▸ TASK INPUTS
=======

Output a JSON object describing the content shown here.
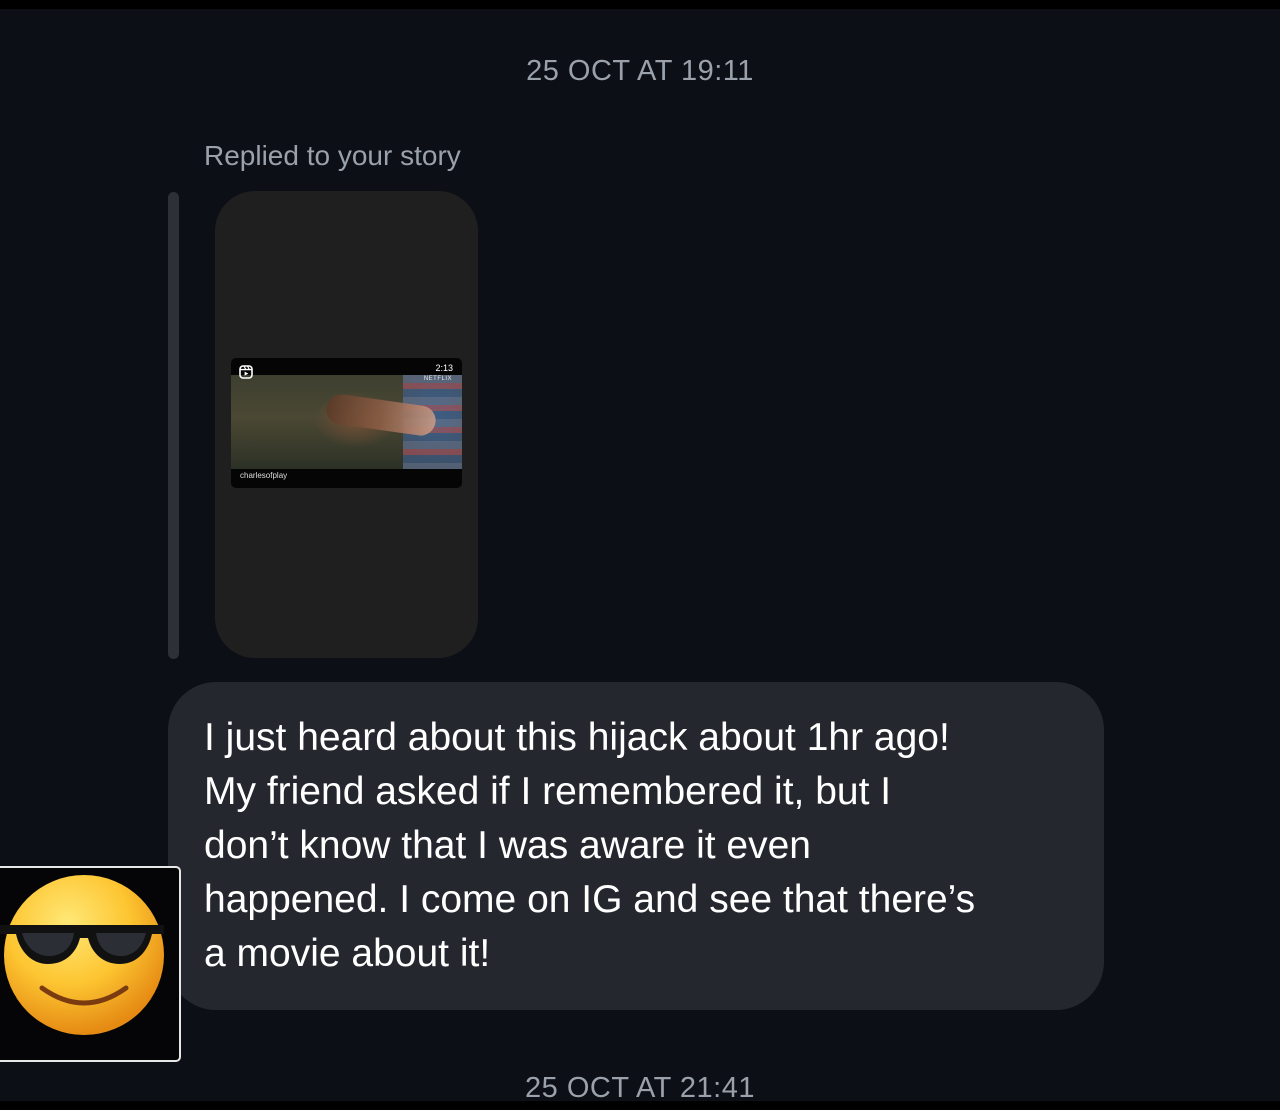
{
  "conversation": {
    "timestamp_top": "25 OCT AT 19:11",
    "timestamp_bottom": "25 OCT AT 21:41",
    "reply_label": "Replied to your story",
    "story": {
      "reel_duration": "2:13",
      "reel_brand": "NETFLIX",
      "reel_username": "charlesofplay",
      "reel_icon": "reels-icon"
    },
    "message": "I just heard about this hijack about 1hr ago!\nMy friend asked if I remembered it, but I\ndon’t know that I was aware it even\nhappened. I come on IG and see that there’s\na movie about it!",
    "reaction_emoji": "smiling-face-with-sunglasses-icon"
  },
  "colors": {
    "background": "#0c0f15",
    "bubble": "#24272e",
    "story_card": "#1f1f20",
    "muted_text": "#9aa1ab"
  }
}
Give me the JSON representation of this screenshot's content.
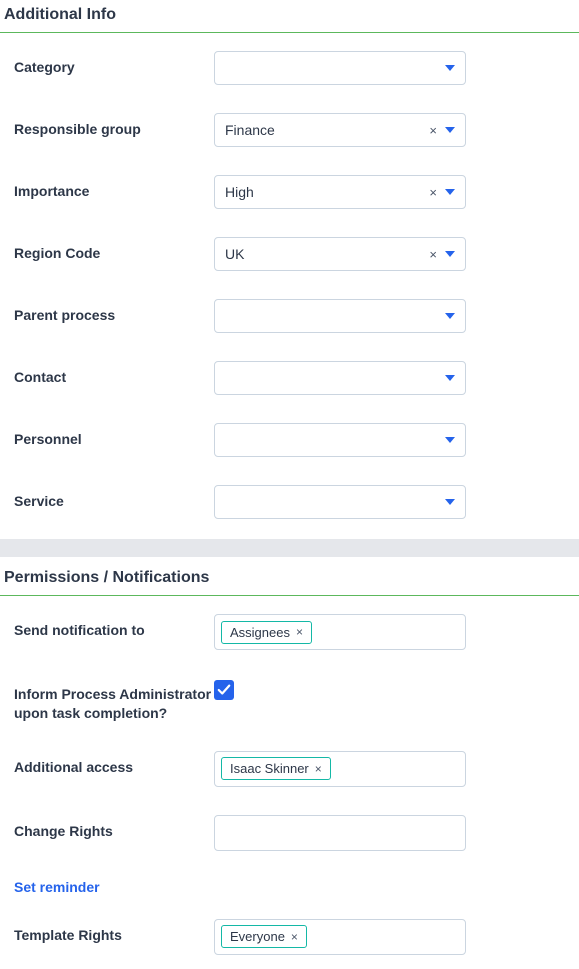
{
  "section1": {
    "title": "Additional Info",
    "fields": {
      "category": {
        "label": "Category",
        "value": ""
      },
      "responsible_group": {
        "label": "Responsible group",
        "value": "Finance",
        "clearable": true
      },
      "importance": {
        "label": "Importance",
        "value": "High",
        "clearable": true
      },
      "region_code": {
        "label": "Region Code",
        "value": "UK",
        "clearable": true
      },
      "parent_process": {
        "label": "Parent process",
        "value": ""
      },
      "contact": {
        "label": "Contact",
        "value": ""
      },
      "personnel": {
        "label": "Personnel",
        "value": ""
      },
      "service": {
        "label": "Service",
        "value": ""
      }
    }
  },
  "section2": {
    "title": "Permissions / Notifications",
    "send_notification": {
      "label": "Send notification to",
      "tag": "Assignees"
    },
    "inform_admin": {
      "label": "Inform Process Administrator upon task completion?",
      "checked": true
    },
    "additional_access": {
      "label": "Additional access",
      "tag": "Isaac Skinner"
    },
    "change_rights": {
      "label": "Change Rights"
    },
    "set_reminder": {
      "label": "Set reminder"
    },
    "template_rights": {
      "label": "Template Rights",
      "tag": "Everyone"
    }
  }
}
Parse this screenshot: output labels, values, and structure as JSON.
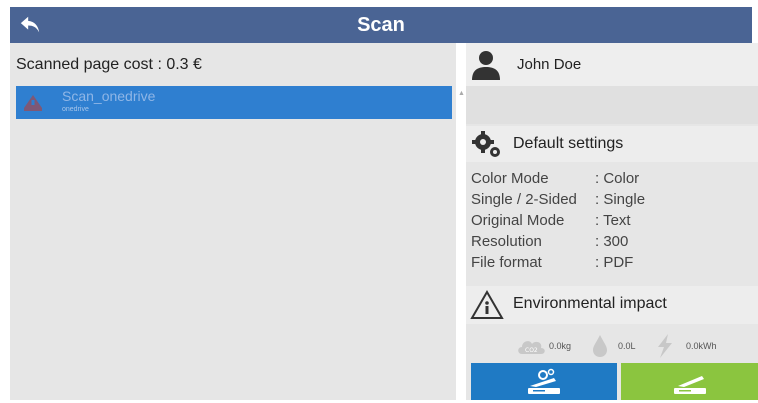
{
  "header": {
    "title": "Scan",
    "back_icon": "back-arrow-icon",
    "color": "#4a6494"
  },
  "left": {
    "cost_label": "Scanned page cost : 0.3 €",
    "items": [
      {
        "name": "Scan_onedrive",
        "sub": "onedrive",
        "icon": "cloud-icon",
        "selected": true
      }
    ],
    "selected_color": "#2f7fd0"
  },
  "user": {
    "name": "John Doe",
    "icon": "user-avatar-icon"
  },
  "default_settings": {
    "title": "Default settings",
    "icon": "gears-icon",
    "rows": [
      {
        "label": "Color Mode",
        "value": ": Color"
      },
      {
        "label": "Single / 2-Sided",
        "value": ": Single"
      },
      {
        "label": "Original Mode",
        "value": ": Text"
      },
      {
        "label": "Resolution",
        "value": ": 300"
      },
      {
        "label": "File format",
        "value": ": PDF"
      }
    ]
  },
  "environmental": {
    "title": "Environmental impact",
    "icon": "recycle-info-icon",
    "co2": "0.0kg",
    "water": "0.0L",
    "energy": "0.0kWh"
  },
  "actions": {
    "scan_settings_icon": "scanner-settings-icon",
    "scan_icon": "scanner-icon",
    "blue": "#1f7ac4",
    "green": "#8bc53f"
  }
}
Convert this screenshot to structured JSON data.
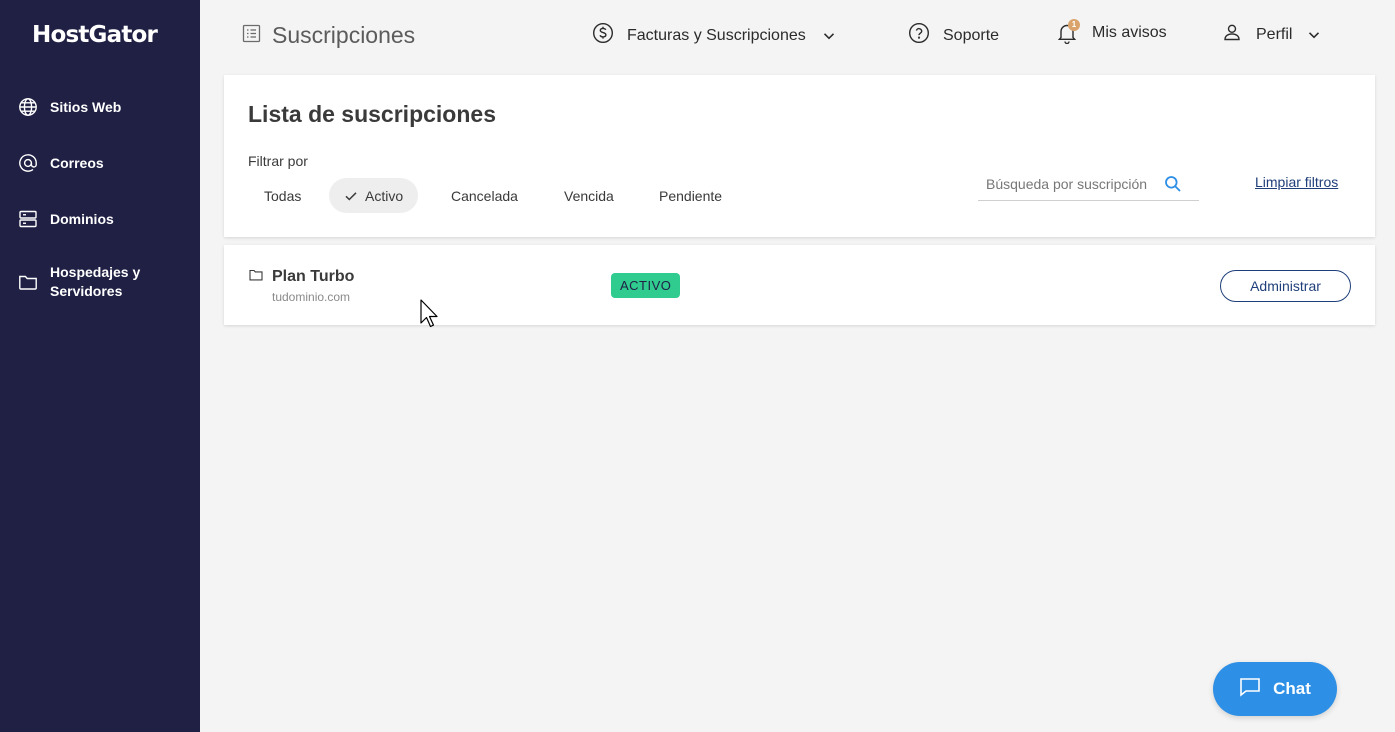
{
  "app": {
    "logo": "HostGator"
  },
  "sidebar": {
    "items": [
      {
        "label": "Sitios Web",
        "icon": "globe-icon"
      },
      {
        "label": "Correos",
        "icon": "at-sign-icon"
      },
      {
        "label": "Dominios",
        "icon": "server-icon"
      },
      {
        "label": "Hospedajes y Servidores",
        "icon": "folder-icon"
      }
    ]
  },
  "header": {
    "title": "Suscripciones",
    "nav": {
      "billing": "Facturas y Suscripciones",
      "support": "Soporte",
      "notices": "Mis avisos",
      "notices_count": "1",
      "profile": "Perfil"
    }
  },
  "filters": {
    "title": "Lista de suscripciones",
    "filter_label": "Filtrar por",
    "chips": [
      "Todas",
      "Activo",
      "Cancelada",
      "Vencida",
      "Pendiente"
    ],
    "selected": "Activo",
    "search_placeholder": "Búsqueda por suscripción",
    "clear": "Limpiar filtros"
  },
  "subscriptions": [
    {
      "name": "Plan Turbo",
      "domain": "tudominio.com",
      "status": "ACTIVO",
      "action": "Administrar"
    }
  ],
  "chat": {
    "label": "Chat"
  },
  "colors": {
    "sidebar": "#1f2044",
    "accent": "#2d8fe6",
    "status_active": "#2fcb8f",
    "link": "#1f3f7a"
  }
}
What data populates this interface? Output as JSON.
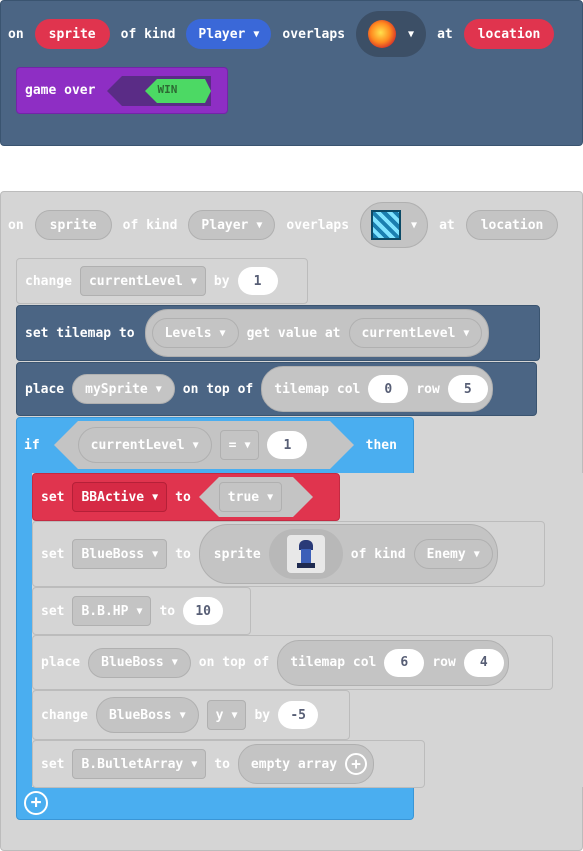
{
  "event1": {
    "kw_on": "on",
    "sprite_label": "sprite",
    "kw_of_kind": "of kind",
    "kind_value": "Player",
    "kw_overlaps": "overlaps",
    "kw_at": "at",
    "location_label": "location",
    "game_over_label": "game over",
    "win_value": "WIN"
  },
  "event2": {
    "kw_on": "on",
    "sprite_label": "sprite",
    "kw_of_kind": "of kind",
    "kind_value": "Player",
    "kw_overlaps": "overlaps",
    "kw_at": "at",
    "location_label": "location",
    "change1": {
      "kw": "change",
      "var": "currentLevel",
      "kw_by": "by",
      "amount": "1"
    },
    "set_tilemap": {
      "kw": "set tilemap to",
      "var": "Levels",
      "kw_get": "get value at",
      "index": "currentLevel"
    },
    "place1": {
      "kw": "place",
      "var": "mySprite",
      "kw_on_top": "on top of",
      "kw_tilemap": "tilemap col",
      "col": "0",
      "kw_row": "row",
      "row": "5"
    },
    "if_block": {
      "kw_if": "if",
      "var": "currentLevel",
      "op": "=",
      "value": "1",
      "kw_then": "then"
    },
    "set_bb": {
      "kw": "set",
      "var": "BBActive",
      "kw_to": "to",
      "value": "true"
    },
    "set_blueboss": {
      "kw": "set",
      "var": "BlueBoss",
      "kw_to": "to",
      "kw_sprite": "sprite",
      "kw_of_kind": "of kind",
      "kind": "Enemy"
    },
    "set_hp": {
      "kw": "set",
      "var": "B.B.HP",
      "kw_to": "to",
      "value": "10"
    },
    "place2": {
      "kw": "place",
      "var": "BlueBoss",
      "kw_on_top": "on top of",
      "kw_tilemap": "tilemap col",
      "col": "6",
      "kw_row": "row",
      "row": "4"
    },
    "change2": {
      "kw": "change",
      "var": "BlueBoss",
      "prop": "y",
      "kw_by": "by",
      "amount": "-5"
    },
    "set_array": {
      "kw": "set",
      "var": "B.BulletArray",
      "kw_to": "to",
      "value": "empty array"
    }
  },
  "colors": {
    "sprites_blue": "#4b6584",
    "variable_red": "#e0344e",
    "game_purple": "#8e2ec4",
    "logic_blue": "#4aaef0",
    "disabled_grey": "#d5d5d5"
  }
}
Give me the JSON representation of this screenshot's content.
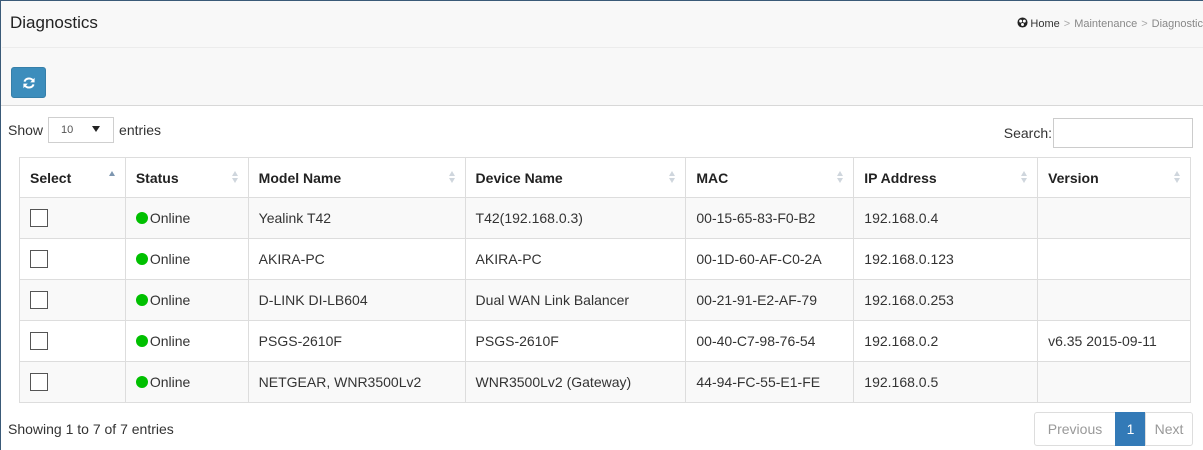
{
  "header": {
    "title": "Diagnostics",
    "breadcrumb": [
      "Home",
      "Maintenance",
      "Diagnostic"
    ],
    "refresh_icon": "refresh-icon"
  },
  "colors": {
    "refresh_button": "#3c8dbc",
    "online_dot": "#00c000",
    "active_page": "#337ab7"
  },
  "controls": {
    "show_label": "Show",
    "page_length": "10",
    "entries_label": "entries",
    "search_label": "Search:",
    "search_value": ""
  },
  "table": {
    "columns": [
      "Select",
      "Status",
      "Model Name",
      "Device Name",
      "MAC",
      "IP Address",
      "Version"
    ],
    "sorted_column": "Select",
    "sort_direction": "ascending",
    "rows": [
      {
        "selected": false,
        "status": "Online",
        "model": "Yealink T42",
        "device": "T42(192.168.0.3)",
        "mac": "00-15-65-83-F0-B2",
        "ip": "192.168.0.4",
        "version": ""
      },
      {
        "selected": false,
        "status": "Online",
        "model": "AKIRA-PC",
        "device": "AKIRA-PC",
        "mac": "00-1D-60-AF-C0-2A",
        "ip": "192.168.0.123",
        "version": ""
      },
      {
        "selected": false,
        "status": "Online",
        "model": "D-LINK DI-LB604",
        "device": "Dual WAN Link Balancer",
        "mac": "00-21-91-E2-AF-79",
        "ip": "192.168.0.253",
        "version": ""
      },
      {
        "selected": false,
        "status": "Online",
        "model": "PSGS-2610F",
        "device": "PSGS-2610F",
        "mac": "00-40-C7-98-76-54",
        "ip": "192.168.0.2",
        "version": "v6.35 2015-09-11"
      },
      {
        "selected": false,
        "status": "Online",
        "model": "NETGEAR, WNR3500Lv2",
        "device": "WNR3500Lv2 (Gateway)",
        "mac": "44-94-FC-55-E1-FE",
        "ip": "192.168.0.5",
        "version": ""
      }
    ]
  },
  "footer": {
    "info": "Showing 1 to 7 of 7 entries",
    "previous_label": "Previous",
    "current_page": "1",
    "next_label": "Next"
  }
}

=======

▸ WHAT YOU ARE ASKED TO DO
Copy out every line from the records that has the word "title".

▸ REPLY TO THE TASK
    "title": "Additional Info",
    "title": "Permissions / Notifications",
    "title": "Scan",
    "title": "Default settings",
    "title": "Environmental impact",
    "title": "Suscripciones",
    "title": "Lista de suscripciones",
    "title": "Diagnostics",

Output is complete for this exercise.